Balancing act | Shifting policy costs in a just way

As the government looks at rebalancing energy policy costs, the most vulnerable members of society are at risk of being hit hardest by proposed changes. Tony Ballance, chief strategy & regulation officer at Cadent, writes for Utility Week on the importance of getting public buy-in before making hasty decisions.  

When we consider all the things that need to happen to deliver a reliable net zero energy system, what springs to mind the most are the important questions of how we are going to pay for this vital transition – and who is going to bear these costs. At the moment, many of the costs of the energy transition are covered by something that the government calls ‘policy costs’. These are charges added to everyone’s electricity and gas bills to pay for large government programmes covering policies that support things like those living in fuel poverty, renewable energy generation and insulation programmes.

Currently these policy costs are split between electricity and gas bills based on which energy type benefits from the policy.

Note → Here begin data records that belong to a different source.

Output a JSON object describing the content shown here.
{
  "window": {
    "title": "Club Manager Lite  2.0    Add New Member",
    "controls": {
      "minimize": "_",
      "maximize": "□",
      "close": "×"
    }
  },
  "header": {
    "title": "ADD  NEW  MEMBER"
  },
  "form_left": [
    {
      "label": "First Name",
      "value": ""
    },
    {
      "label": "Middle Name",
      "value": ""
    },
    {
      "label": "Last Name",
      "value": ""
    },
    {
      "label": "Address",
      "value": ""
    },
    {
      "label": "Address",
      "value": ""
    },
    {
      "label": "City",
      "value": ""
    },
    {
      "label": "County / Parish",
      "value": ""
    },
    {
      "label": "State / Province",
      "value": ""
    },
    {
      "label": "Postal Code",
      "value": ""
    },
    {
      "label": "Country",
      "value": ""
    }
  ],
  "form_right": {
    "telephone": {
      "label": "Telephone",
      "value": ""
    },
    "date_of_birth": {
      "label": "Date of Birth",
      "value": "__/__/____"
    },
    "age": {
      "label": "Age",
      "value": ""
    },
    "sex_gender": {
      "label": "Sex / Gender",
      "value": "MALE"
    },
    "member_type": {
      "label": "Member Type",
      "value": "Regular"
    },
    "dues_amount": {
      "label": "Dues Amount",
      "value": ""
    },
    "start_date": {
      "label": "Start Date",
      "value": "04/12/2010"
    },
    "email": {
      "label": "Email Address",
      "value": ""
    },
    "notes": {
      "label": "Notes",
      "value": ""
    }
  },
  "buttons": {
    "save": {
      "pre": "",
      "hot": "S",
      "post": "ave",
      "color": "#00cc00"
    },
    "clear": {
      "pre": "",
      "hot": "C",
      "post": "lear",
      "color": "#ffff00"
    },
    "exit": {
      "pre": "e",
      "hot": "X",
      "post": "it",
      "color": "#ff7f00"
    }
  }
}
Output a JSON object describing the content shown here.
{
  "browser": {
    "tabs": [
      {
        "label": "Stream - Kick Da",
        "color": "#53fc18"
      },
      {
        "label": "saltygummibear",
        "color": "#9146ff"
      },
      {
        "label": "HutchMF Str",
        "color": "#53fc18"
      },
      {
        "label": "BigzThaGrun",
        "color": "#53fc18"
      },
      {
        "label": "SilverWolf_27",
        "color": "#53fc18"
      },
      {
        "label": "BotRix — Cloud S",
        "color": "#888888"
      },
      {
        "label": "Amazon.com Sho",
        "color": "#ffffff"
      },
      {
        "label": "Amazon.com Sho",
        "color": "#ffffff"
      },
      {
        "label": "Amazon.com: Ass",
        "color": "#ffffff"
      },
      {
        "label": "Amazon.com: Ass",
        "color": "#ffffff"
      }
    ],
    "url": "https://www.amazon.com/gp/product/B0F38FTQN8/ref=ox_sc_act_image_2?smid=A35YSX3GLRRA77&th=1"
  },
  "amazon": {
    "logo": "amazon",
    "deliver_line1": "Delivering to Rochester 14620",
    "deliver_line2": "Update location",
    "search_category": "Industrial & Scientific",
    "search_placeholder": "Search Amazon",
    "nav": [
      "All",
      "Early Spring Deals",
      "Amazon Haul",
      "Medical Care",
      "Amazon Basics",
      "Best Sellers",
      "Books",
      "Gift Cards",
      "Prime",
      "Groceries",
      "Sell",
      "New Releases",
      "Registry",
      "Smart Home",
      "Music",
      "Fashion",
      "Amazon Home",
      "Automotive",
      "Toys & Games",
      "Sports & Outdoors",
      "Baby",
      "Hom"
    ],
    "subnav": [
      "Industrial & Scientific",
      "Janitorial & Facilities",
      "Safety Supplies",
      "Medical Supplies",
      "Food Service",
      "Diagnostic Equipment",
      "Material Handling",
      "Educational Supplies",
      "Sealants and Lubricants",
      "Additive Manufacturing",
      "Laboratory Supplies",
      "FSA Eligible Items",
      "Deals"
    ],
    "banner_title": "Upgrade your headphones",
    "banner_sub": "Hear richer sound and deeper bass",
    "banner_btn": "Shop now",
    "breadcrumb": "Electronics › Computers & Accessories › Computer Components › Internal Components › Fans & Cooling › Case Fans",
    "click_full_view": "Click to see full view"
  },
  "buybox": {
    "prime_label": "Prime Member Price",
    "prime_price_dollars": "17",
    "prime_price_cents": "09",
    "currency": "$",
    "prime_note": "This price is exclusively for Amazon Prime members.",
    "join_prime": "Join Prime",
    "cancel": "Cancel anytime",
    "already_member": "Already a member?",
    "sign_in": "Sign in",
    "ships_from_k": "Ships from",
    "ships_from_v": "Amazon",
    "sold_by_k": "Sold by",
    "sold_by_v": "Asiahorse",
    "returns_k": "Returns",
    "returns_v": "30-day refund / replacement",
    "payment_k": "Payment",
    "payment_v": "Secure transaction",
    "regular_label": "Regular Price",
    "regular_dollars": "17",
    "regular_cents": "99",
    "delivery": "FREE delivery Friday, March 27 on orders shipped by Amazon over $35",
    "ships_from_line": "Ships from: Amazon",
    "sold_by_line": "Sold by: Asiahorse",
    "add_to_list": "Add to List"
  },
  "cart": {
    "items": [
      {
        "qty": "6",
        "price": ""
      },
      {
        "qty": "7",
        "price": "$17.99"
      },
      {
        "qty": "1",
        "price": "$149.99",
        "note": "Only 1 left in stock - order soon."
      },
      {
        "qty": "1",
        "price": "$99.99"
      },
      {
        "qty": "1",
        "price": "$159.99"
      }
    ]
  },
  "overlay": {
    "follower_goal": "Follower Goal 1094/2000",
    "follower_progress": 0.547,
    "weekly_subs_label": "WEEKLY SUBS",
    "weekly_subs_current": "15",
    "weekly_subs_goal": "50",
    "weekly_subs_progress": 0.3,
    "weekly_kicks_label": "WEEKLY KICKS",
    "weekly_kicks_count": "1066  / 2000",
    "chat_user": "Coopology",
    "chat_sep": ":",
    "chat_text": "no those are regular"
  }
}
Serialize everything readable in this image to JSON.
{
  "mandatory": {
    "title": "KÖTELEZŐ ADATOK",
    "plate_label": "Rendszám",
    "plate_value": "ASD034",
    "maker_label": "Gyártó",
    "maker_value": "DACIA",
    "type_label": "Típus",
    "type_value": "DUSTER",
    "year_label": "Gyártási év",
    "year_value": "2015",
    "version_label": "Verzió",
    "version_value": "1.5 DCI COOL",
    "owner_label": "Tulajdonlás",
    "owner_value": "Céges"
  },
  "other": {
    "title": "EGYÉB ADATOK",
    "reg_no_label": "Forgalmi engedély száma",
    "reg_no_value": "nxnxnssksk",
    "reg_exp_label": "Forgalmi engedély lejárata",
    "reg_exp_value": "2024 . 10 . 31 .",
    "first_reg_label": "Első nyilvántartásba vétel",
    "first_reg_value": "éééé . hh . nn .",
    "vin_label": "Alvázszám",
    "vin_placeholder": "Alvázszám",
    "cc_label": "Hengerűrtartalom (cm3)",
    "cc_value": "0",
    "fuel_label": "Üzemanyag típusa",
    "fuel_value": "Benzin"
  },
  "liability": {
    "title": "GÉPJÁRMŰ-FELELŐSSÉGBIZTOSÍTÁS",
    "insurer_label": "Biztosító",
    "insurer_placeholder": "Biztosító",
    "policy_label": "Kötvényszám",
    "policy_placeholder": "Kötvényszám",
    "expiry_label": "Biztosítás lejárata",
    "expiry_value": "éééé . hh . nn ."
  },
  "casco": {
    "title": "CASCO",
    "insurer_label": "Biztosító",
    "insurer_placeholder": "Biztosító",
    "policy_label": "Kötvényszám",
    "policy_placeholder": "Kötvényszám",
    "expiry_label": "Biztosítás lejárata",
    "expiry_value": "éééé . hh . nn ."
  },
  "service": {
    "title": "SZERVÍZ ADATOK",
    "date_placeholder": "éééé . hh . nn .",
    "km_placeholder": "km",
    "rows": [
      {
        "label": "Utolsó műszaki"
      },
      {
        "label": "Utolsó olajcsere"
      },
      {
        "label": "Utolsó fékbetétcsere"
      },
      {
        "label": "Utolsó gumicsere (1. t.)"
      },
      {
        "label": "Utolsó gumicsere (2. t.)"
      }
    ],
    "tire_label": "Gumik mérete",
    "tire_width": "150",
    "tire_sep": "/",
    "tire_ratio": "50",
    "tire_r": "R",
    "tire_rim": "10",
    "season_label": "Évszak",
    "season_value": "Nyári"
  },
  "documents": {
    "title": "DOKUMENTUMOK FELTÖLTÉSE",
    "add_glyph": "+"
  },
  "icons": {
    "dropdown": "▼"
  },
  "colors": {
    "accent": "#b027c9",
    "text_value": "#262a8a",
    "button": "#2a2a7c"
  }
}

For example, the subsidies that exist to support offshore wind renewable electricity generation are added to electricity bills, the subsidy to support green gas production is added to gas bills and smart meter costs are split between the two. In analysis done by Cadent, we found that annual policy costs by 2025 could amount to £177 a year on electricity bills and £38 on gas bills for the average dual fuel customer.

In our paper on ‘How to pay for Energy Policy’ we consider the implications of these policy cost changes and how changing the way that we levy them on bills may impact consumers and their ability to pay for future energy. This paper is timely, because the UK Government will consult on policy cost changes to improve the uptake of electrical heating systems by making electricity costs cheaper. The aim is to improve the payback of technologies like heat pumps in comparison with existing gas boilers, thereby incentivising people to switch to such technologies. One of the options that some are therefore proposing is that electricity policy costs are shifted from electricity bills on to gas bills. This would mean gas consumers pay for all or a significantly higher proportion of the energy policy costs regardless of whether they benefit from the policy.

There are, however, significant consequences of shifting policy costs from electricity consumers to gas consumers. While it may make electricity cheaper, it is inconclusive that this will be sufficient to encourage the uptake of heat pumps for home heating. Heat pumps have a known range of other challenges associated with installation – driven broadly by installer competency and disruption to the home. Lower running costs may help to compensate for some of these barriers but will not overcome them entirely.

Further issues arise from the fact that there are less gas consumers than electricity and therefore a smaller base to spread these policy costs over. As consumers disconnect from the gas network, there will be a diminishing number of customers to spread rising policy costs over. This will disproportionately impact on consumers in vulnerable situations, and those in fuel poverty – who through no fault of their own cannot afford to electrify their homes and will need protection. Many would probably see such a move as extremely unfair, as you are asking those least able to afford the transition to support those who are often best able to do so. In this case shifting policy costs from electricity to gas would seem regressive if these customers are not protected. Shifting all policy costs to gas would result in gas consumers paying an eye-watering £1,045 per year by 2035 with electricity consumers paying none.

The impact of re-balancing today’s policy costs between electricity and gas consumers is comparatively small in comparison to how this may impact on bills in the future. This must be very carefully considered so that it is fair for all over a longer time frame. If we are to ensure continued public support for the transition to net zero, it is essential that public policy decisions are seen as fair and equitable. If they are not, then public support will be negatively impacted.

The government has said that it is considering consulting the public on the future of policy costs. We would encourage as part of that, consideration of some costs potentially shifting to general taxation as the costs of delivering net zero begin to increase – given that these costs are essentially societal ones.

This would not only avoid accusations that the government is putting up customer bills at a time when people’s budgets are tight, but also ensure that any changes to the current system are seen as fair and just. This is not straightforward, however, given the government’s fiscal position.

Our conclusion from this analysis is that the costs to transition to net zero will create a huge load on all consumers – whether it be electricity or gas consumers. It will create a particularly high burden as it does today for those in vulnerable situations and the fuel poor.

The discussion on how net zero will be paid for appears to be relatively immature with limited transparency for consumers – meaning that the whole picture is difficult to gauge. We would welcome more open discussions on the costs and means to fund the delivery to net zero, such that we do not find unnecessary ‘cliff edges’ that ultimately may cause government to have to row back on positive ambitions.